When Anna Gleason celebrated the 22nd anniversary of her career at Summitview Child and Family Services, she was given a jar of 2,000 stones. The gift symbolized the approximate number of youth who had come through the doors of the mental health services agency in the two decades she had served in counseling and leadership roles. Gleason, who has been with the agency for nearly 24 years, is now the CEO of the Placerville-based nonprofit and says the stones were a fitting gesture because Summitview has been “a rock” for many children and families.
“Since we started in 1993 with one small residential treatment facility, we’ve carefully developed our model of mental health services and care,” Gleason explains. “Our continued vision is to provide trauma-informed care to those in need despite race, gender, sexual orientation, or any other social demographic, in a nonjudgmental and safe place.”

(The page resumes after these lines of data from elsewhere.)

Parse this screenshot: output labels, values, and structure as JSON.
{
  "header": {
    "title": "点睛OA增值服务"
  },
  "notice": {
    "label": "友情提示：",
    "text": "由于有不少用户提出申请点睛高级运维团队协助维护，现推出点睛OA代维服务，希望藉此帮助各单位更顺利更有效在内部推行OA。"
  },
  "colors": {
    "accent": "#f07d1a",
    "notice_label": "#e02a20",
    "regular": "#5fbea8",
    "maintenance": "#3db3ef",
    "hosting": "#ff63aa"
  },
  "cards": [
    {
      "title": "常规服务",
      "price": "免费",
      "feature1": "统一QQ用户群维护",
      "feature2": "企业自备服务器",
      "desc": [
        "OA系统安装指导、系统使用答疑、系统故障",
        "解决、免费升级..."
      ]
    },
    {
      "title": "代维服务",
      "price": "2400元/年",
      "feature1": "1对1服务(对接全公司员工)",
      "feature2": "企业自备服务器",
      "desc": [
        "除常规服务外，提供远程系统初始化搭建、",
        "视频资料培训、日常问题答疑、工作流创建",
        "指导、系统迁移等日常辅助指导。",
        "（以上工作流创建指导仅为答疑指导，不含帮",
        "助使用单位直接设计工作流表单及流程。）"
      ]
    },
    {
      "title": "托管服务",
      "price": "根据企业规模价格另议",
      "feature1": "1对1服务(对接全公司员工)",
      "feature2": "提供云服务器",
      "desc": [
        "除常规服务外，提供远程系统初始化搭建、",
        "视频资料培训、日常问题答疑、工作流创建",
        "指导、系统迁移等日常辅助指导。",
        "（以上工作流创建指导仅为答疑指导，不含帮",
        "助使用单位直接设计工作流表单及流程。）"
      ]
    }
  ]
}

Summitview’s residential division has expanded from a single facility to eight houses—one of which specializes in treating youth who have been victims of sex trafficking, and another that houses a residential program to serve mentally ill adults who are under public guardianship in El Dorado County. In addition to the homes, outpatient therapy and support services are offered, including alcohol and drug treatment, one-on-one behavioral support, independent living skills, and psychiatric services.
The agency has even more moving parts. Its non-public school, Summitview Academy, is staffed with a team of educators and offers an individualized learning environment to youth in its residential program and from the community.

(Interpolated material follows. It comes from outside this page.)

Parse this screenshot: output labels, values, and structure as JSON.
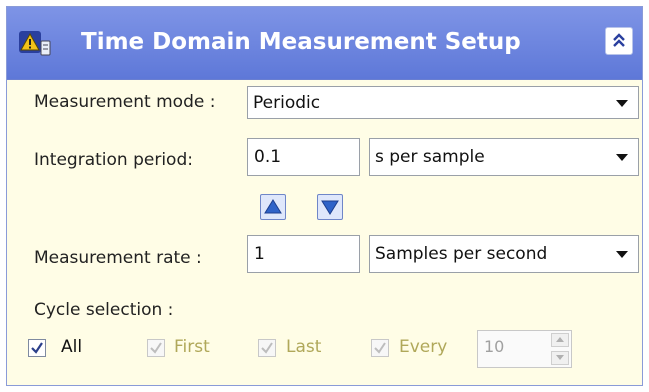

Gleason believes that in order to be in her profession, one must be truly affected by the adversity young people endure. “It’s always struck me that despite hearing the most traumatic of stories, I’ve never become numb to the experiences of the youth we serve,” she affirms.
“It’s my belief that all children are deserving of permanency and being in a caring relationship.”
As part of their treatment program, and as a way to give back to the community, kids often spend time volunteering at local convalescent hospitals, Animal Outreach of the Mother Lode, and Snowline Hospice’s thrift store.
They also recently opened a specialized program to serve victims of sex trafficking. As CEO, Gleason has taken an active role in this cause through policy development efforts at the state level. “Our home for victims of sex trafficking has been recognized statewide due to our success in working with this specific population.” says Gleason. “We operate from a harm reduction model and hold relationship building as a key component to the success of these youths and their ability to complete their treatment programs with us.”
In addition, Summitview has announced it will be opening a new home, Stepping Stones, which will offer intensive and refined direct services to youth and their families in times of crisis. This specialized care will provide families support, safety planning, and continued services to avoid longer term residential care or hospitalization.
Summitview is nationally accredited through the Council on Accreditation (COA) and all residential programs are licensed through the State of California Department of Social Services. “While we’re already nationally accredited, we have started the process to develop and expand our accreditation,” Gleason says, “meaning that all of our policies, procedures, and practices are looked at on a national level...we’re a very open, honest, and transparent agency.” summitviewtreatment.org
by Janet Scherr // photos by Dante fontana